**Work instruction**
Line by line, set down all the data below exactly, omitting any picture.

**Records to process**
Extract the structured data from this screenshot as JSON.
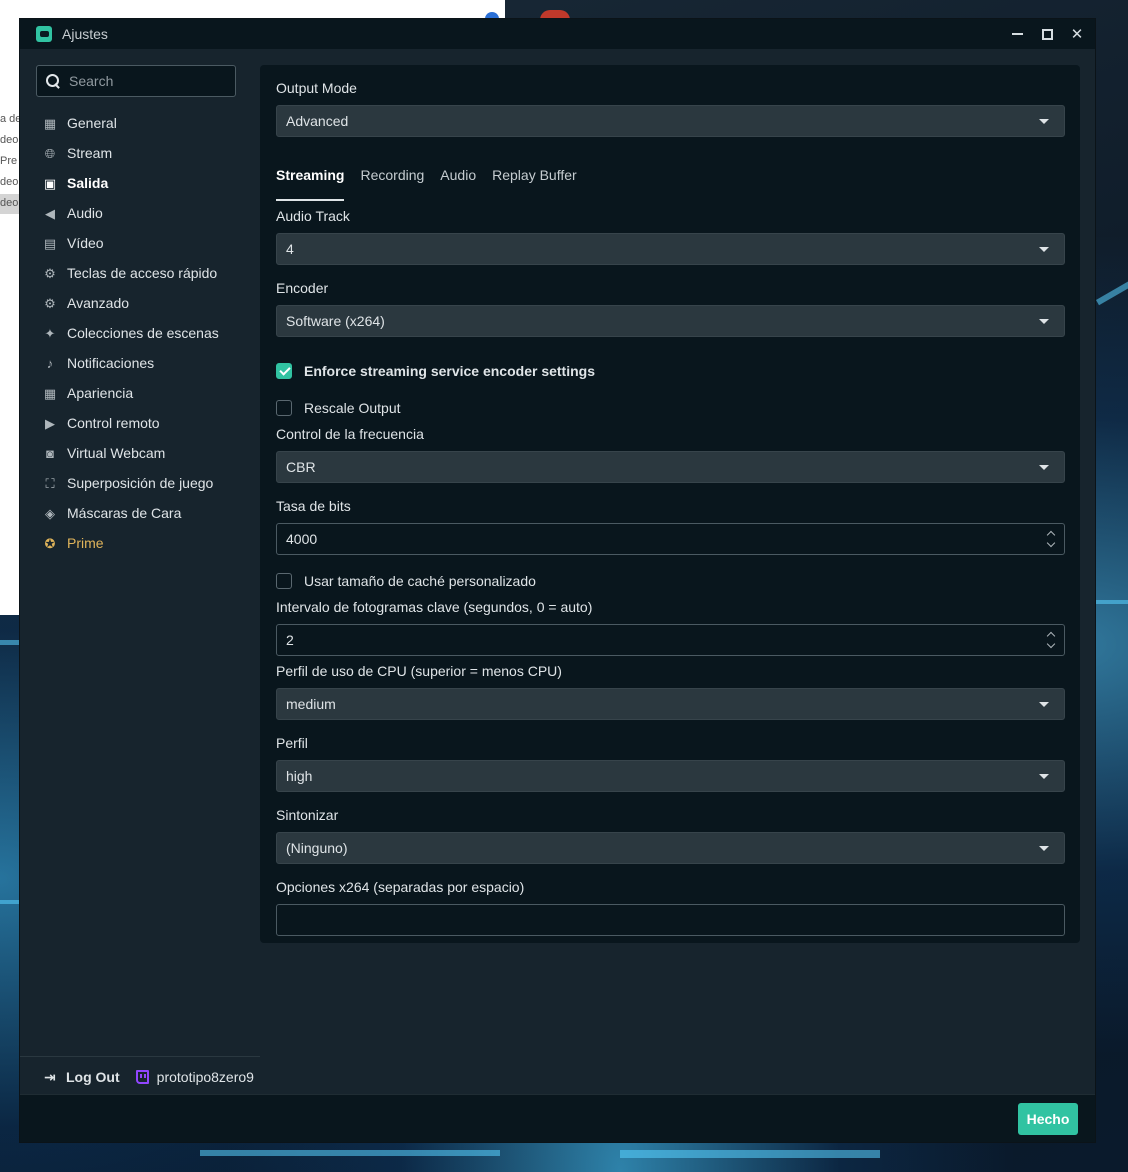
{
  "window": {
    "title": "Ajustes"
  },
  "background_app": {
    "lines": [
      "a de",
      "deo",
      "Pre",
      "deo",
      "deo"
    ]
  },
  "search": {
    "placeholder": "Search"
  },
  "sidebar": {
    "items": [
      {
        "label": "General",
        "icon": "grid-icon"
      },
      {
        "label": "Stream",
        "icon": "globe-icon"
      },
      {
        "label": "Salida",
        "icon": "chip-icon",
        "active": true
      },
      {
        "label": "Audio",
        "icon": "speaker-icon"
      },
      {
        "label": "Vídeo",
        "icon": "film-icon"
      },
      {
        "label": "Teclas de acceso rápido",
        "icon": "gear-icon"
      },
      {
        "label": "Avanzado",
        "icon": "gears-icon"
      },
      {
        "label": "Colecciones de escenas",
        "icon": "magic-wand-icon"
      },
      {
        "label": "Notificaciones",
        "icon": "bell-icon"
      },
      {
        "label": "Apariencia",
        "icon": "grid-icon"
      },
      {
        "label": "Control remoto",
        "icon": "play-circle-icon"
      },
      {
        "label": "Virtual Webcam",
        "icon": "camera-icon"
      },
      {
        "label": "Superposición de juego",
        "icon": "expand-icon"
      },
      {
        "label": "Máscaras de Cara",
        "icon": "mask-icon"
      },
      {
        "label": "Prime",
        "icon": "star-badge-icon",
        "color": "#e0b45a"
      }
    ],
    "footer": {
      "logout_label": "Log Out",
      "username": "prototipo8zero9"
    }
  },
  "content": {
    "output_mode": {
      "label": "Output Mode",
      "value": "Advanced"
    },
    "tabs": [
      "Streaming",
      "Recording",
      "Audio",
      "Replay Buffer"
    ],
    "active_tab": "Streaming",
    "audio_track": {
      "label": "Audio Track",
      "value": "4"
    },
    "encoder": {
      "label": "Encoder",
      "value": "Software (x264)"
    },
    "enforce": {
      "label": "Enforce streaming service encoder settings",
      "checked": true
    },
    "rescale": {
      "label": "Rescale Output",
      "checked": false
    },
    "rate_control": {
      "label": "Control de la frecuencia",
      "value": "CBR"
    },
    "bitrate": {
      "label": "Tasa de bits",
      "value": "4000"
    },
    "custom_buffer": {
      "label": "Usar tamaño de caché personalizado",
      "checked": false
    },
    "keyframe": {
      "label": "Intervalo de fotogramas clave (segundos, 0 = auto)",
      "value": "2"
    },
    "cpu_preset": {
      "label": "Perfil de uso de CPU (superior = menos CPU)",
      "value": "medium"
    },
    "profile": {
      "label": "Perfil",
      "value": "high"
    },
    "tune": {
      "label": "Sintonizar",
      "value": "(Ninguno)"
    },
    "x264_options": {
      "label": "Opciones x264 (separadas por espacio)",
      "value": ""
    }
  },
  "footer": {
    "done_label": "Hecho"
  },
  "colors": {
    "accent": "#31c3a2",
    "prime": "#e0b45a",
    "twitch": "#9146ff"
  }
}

**Exercise result**
Extract the structured data from this screenshot as JSON.
{
  "window": {
    "title": "Ajustes"
  },
  "background_app": {
    "lines": [
      "a de",
      "deo",
      "Pre",
      "deo",
      "deo"
    ]
  },
  "search": {
    "placeholder": "Search"
  },
  "sidebar": {
    "items": [
      {
        "label": "General",
        "icon": "grid-icon"
      },
      {
        "label": "Stream",
        "icon": "globe-icon"
      },
      {
        "label": "Salida",
        "icon": "chip-icon",
        "active": true
      },
      {
        "label": "Audio",
        "icon": "speaker-icon"
      },
      {
        "label": "Vídeo",
        "icon": "film-icon"
      },
      {
        "label": "Teclas de acceso rápido",
        "icon": "gear-icon"
      },
      {
        "label": "Avanzado",
        "icon": "gears-icon"
      },
      {
        "label": "Colecciones de escenas",
        "icon": "magic-wand-icon"
      },
      {
        "label": "Notificaciones",
        "icon": "bell-icon"
      },
      {
        "label": "Apariencia",
        "icon": "grid-icon"
      },
      {
        "label": "Control remoto",
        "icon": "play-circle-icon"
      },
      {
        "label": "Virtual Webcam",
        "icon": "camera-icon"
      },
      {
        "label": "Superposición de juego",
        "icon": "expand-icon"
      },
      {
        "label": "Máscaras de Cara",
        "icon": "mask-icon"
      },
      {
        "label": "Prime",
        "icon": "star-badge-icon",
        "color": "#e0b45a"
      }
    ],
    "footer": {
      "logout_label": "Log Out",
      "username": "prototipo8zero9"
    }
  },
  "content": {
    "output_mode": {
      "label": "Output Mode",
      "value": "Advanced"
    },
    "tabs": [
      "Streaming",
      "Recording",
      "Audio",
      "Replay Buffer"
    ],
    "active_tab": "Streaming",
    "audio_track": {
      "label": "Audio Track",
      "value": "4"
    },
    "encoder": {
      "label": "Encoder",
      "value": "Software (x264)"
    },
    "enforce": {
      "label": "Enforce streaming service encoder settings",
      "checked": true
    },
    "rescale": {
      "label": "Rescale Output",
      "checked": false
    },
    "rate_control": {
      "label": "Control de la frecuencia",
      "value": "CBR"
    },
    "bitrate": {
      "label": "Tasa de bits",
      "value": "4000"
    },
    "custom_buffer": {
      "label": "Usar tamaño de caché personalizado",
      "checked": false
    },
    "keyframe": {
      "label": "Intervalo de fotogramas clave (segundos, 0 = auto)",
      "value": "2"
    },
    "cpu_preset": {
      "label": "Perfil de uso de CPU (superior = menos CPU)",
      "value": "medium"
    },
    "profile": {
      "label": "Perfil",
      "value": "high"
    },
    "tune": {
      "label": "Sintonizar",
      "value": "(Ninguno)"
    },
    "x264_options": {
      "label": "Opciones x264 (separadas por espacio)",
      "value": ""
    }
  },
  "footer": {
    "done_label": "Hecho"
  },
  "colors": {
    "accent": "#31c3a2",
    "prime": "#e0b45a",
    "twitch": "#9146ff"
  }
}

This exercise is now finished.